The last time Simpson got major hate for a parenting decision was in February 2017. Simpson, to the chagrin of her critics, decided to treat her 5-year-old daughter, Maxwell, to a trip to the MAC store. Sadly, it wasn't long before people started attacking an adorable snap Simpson shared of the outing — from comments about what activities are supposedly more appropriate for a child to accusations that she's a bad mom, people were relentless. And it's likely the overwhelming backlash frustrated and even possibly hurt Simpson, because she's now mindfully crafting her Instagram posts.
"After school s'mores," Simpson captioned a shot of her son, Ace, roasting a marshmallow via a fireplace, according to Instagram. "#AdultSupervision #AceKnute."
Did you happen to catch wind of the #AdultSupervision hashtag? By the looks of it, Simpson tried to get a head start on the mommy-shaming by informing her followers that Ace wasn't hanging out with a roaring fire unattended.
A few of Simpson's eagled-eyed followers who also noticed the hashtag found the detail funny. "Ha! I love #adultsupervision," one amused person wrote. "I used to roast marshmallows on a candle with my mom growing up."
"Great pic, and you crushed the mom shamers before they started whining,😂" another person added.
Others, however, found it irritating that Simpson decided to use the hashtag. Apparently, Simpson is doing the wrong thing by supposedly "justifying" her parenting to others.
"I wasn’t supervised. Burnt my hand and never went near the fire again! Simple," a straight-forward critic penned. "Justifying yourself as a mother to people you don’t know? #cracked.”
Another fan imagined a scenario in which Ace is annoyed that his mom opted to use the hashtag: "He's [Ace] like, 'ughhh... Mom!!!! Why do you hashtag #adultsupervision.... when you took the pic and then you posted it! Obvious adult supervision, MOM!'" Although the fan admitted that the hashtag is a bit much because it states the obvious, they also argued that it might be necessary because "not all journalists are as smart as kids."
Of course, Simpson doesn't have to justify her parenting to anyone. But what's also true is that Simpson doesn't have to offer an explanation as to why she chooses to defend herself against mommy-shamers — to critique her for being critiqued is a bit much, to say the least. And most importantly, it suggests that people are nitpicking Simpson for the sake of nitpicking.

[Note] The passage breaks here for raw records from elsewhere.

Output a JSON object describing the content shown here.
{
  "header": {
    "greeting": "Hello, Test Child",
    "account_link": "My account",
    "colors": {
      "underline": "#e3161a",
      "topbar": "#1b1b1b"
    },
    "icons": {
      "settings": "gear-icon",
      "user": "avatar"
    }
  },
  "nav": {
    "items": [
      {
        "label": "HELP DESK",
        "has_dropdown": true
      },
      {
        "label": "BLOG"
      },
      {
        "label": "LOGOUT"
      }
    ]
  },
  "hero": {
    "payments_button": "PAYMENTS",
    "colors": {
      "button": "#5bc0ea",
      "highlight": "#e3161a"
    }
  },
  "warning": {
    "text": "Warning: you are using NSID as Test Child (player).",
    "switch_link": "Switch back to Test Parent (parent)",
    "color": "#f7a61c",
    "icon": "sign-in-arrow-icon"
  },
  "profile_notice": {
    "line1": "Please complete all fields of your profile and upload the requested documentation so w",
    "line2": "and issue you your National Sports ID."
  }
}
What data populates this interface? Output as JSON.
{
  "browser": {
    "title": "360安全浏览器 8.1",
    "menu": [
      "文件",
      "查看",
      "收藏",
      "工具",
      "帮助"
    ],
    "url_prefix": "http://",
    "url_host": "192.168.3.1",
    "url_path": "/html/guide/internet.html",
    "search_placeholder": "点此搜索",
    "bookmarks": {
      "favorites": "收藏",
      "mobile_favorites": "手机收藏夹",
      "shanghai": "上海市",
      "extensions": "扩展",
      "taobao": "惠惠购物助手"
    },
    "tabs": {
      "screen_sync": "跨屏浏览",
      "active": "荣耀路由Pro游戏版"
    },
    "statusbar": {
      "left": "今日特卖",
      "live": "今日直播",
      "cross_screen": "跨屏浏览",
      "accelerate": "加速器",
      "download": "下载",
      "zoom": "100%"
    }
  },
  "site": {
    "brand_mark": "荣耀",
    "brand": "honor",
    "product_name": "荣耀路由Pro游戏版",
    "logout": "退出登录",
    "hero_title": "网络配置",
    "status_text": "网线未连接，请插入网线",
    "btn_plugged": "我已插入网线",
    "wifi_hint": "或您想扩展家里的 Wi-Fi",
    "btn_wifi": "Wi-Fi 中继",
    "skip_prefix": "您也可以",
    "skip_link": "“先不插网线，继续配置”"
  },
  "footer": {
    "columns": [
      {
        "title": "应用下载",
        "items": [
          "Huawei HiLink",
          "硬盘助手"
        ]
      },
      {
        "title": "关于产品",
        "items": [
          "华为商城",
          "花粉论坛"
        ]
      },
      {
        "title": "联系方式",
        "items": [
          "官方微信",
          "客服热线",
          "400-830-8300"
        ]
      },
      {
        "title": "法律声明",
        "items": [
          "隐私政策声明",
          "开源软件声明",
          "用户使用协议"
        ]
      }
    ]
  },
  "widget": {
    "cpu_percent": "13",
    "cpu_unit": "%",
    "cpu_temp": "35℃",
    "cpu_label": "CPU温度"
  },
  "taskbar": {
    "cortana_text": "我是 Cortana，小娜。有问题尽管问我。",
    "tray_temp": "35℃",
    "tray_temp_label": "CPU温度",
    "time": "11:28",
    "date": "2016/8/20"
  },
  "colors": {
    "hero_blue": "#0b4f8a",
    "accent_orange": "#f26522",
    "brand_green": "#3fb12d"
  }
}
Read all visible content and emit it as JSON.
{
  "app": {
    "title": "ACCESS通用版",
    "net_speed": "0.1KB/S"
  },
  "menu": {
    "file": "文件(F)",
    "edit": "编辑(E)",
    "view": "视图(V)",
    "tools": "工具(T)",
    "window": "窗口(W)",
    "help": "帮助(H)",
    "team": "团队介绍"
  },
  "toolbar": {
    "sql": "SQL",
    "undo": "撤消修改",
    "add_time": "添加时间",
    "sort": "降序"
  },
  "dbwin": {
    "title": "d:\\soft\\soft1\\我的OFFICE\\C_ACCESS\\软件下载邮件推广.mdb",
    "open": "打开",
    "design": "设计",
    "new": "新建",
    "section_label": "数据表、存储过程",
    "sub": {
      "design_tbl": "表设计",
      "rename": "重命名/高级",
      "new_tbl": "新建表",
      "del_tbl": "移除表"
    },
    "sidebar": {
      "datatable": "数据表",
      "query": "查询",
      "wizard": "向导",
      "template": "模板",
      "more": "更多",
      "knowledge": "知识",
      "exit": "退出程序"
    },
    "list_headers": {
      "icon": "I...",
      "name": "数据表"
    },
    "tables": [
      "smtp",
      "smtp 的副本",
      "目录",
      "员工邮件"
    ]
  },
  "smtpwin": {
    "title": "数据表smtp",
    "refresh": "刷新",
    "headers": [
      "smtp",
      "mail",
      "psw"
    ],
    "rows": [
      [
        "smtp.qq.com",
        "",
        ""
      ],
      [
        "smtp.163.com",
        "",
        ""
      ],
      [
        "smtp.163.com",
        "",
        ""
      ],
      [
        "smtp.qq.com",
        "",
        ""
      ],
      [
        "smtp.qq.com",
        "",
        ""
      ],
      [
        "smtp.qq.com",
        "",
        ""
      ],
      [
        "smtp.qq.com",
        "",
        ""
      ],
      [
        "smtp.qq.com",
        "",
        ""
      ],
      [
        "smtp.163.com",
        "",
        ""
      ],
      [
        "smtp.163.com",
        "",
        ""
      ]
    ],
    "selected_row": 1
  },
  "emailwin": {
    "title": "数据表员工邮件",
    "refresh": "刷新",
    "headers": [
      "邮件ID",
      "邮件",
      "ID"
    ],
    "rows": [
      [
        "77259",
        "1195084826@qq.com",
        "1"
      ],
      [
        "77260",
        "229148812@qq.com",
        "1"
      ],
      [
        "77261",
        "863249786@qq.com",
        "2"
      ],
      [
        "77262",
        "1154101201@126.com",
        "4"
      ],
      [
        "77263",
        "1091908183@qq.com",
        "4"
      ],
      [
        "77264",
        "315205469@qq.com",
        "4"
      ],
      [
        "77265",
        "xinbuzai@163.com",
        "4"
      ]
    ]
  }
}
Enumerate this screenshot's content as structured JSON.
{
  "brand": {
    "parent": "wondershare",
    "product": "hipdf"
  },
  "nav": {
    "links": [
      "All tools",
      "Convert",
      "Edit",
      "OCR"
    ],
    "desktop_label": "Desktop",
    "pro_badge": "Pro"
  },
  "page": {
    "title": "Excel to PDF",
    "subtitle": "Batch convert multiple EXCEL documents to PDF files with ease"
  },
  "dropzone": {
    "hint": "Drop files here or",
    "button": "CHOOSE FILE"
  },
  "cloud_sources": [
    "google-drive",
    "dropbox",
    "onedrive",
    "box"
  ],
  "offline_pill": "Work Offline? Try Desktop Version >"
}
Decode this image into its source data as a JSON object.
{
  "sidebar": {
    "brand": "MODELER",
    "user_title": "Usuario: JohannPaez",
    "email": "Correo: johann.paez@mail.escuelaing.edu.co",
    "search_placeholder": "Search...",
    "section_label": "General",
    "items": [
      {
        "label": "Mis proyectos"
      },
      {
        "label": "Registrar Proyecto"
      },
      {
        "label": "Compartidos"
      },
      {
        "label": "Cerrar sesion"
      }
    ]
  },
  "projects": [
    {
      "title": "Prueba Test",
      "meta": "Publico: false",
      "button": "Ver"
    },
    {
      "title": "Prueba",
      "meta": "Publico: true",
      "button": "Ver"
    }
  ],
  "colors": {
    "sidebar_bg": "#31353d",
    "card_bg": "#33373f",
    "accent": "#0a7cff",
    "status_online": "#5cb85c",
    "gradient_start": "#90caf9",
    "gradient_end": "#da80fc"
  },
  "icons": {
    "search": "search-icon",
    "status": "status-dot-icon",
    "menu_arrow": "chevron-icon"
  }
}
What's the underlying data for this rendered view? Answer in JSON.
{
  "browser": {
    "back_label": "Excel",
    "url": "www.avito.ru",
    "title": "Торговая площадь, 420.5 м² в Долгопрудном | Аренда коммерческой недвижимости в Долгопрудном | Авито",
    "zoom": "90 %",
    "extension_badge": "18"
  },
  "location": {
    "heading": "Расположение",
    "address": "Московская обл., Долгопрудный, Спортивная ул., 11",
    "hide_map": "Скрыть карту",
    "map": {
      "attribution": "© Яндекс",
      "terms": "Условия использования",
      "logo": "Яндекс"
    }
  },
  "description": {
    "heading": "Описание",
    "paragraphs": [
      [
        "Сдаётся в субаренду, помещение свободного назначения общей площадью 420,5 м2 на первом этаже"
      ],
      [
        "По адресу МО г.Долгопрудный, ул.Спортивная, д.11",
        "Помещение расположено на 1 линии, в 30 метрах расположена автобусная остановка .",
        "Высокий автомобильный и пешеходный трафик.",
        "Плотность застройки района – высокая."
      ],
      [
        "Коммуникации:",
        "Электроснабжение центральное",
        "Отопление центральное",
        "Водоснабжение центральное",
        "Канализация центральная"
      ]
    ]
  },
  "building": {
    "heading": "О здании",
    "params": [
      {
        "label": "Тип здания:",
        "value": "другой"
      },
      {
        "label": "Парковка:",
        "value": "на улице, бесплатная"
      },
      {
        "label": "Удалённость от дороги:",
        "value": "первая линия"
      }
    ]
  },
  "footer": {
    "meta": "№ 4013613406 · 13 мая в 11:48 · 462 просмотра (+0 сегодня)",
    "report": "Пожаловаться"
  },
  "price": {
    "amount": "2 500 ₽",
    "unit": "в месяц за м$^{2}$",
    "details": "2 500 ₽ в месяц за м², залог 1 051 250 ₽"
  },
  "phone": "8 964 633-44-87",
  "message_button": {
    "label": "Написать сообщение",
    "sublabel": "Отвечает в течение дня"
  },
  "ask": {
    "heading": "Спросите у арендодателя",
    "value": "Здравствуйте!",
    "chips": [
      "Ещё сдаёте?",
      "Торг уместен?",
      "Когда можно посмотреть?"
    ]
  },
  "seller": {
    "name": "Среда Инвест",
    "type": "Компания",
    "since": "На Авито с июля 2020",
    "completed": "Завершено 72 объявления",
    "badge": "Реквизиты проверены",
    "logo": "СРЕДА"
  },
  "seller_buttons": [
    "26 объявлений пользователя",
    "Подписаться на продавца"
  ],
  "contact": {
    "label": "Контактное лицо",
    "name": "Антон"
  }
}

One has to wonder why Simpson or any parent, for that matter, deserves to be subjected to that kind of negativity.
Instead of hating on Simpson for using the hashtag, it might be more helpful to question why she felt the need to use it in the first place.
"Unfortunate you have to put adult supervision, as to not be chastised," a frustrated follower said.
Someone else added: "It’s sad that you have to state Adult Supervision before someone says something."
And one fan, who seems quite supportive of Simpson, wrote:
While it remains unclear if Simpson will continue to use tongue-in-cheek hashtags in her messages, it's clear that people could be more understanding of her situation. Being a parent in the public eye isn't easy, and Simpson is clearly trying her best to navigate these tricky waters as best as she possibly can.
Check out Romper's new video series, Bearing The Motherload, where disagreeing parents from different sides of an issue sit down with a mediator and talk about how to support (and not judge) each other’s parenting perspectives. New episodes air Mondays on Facebook.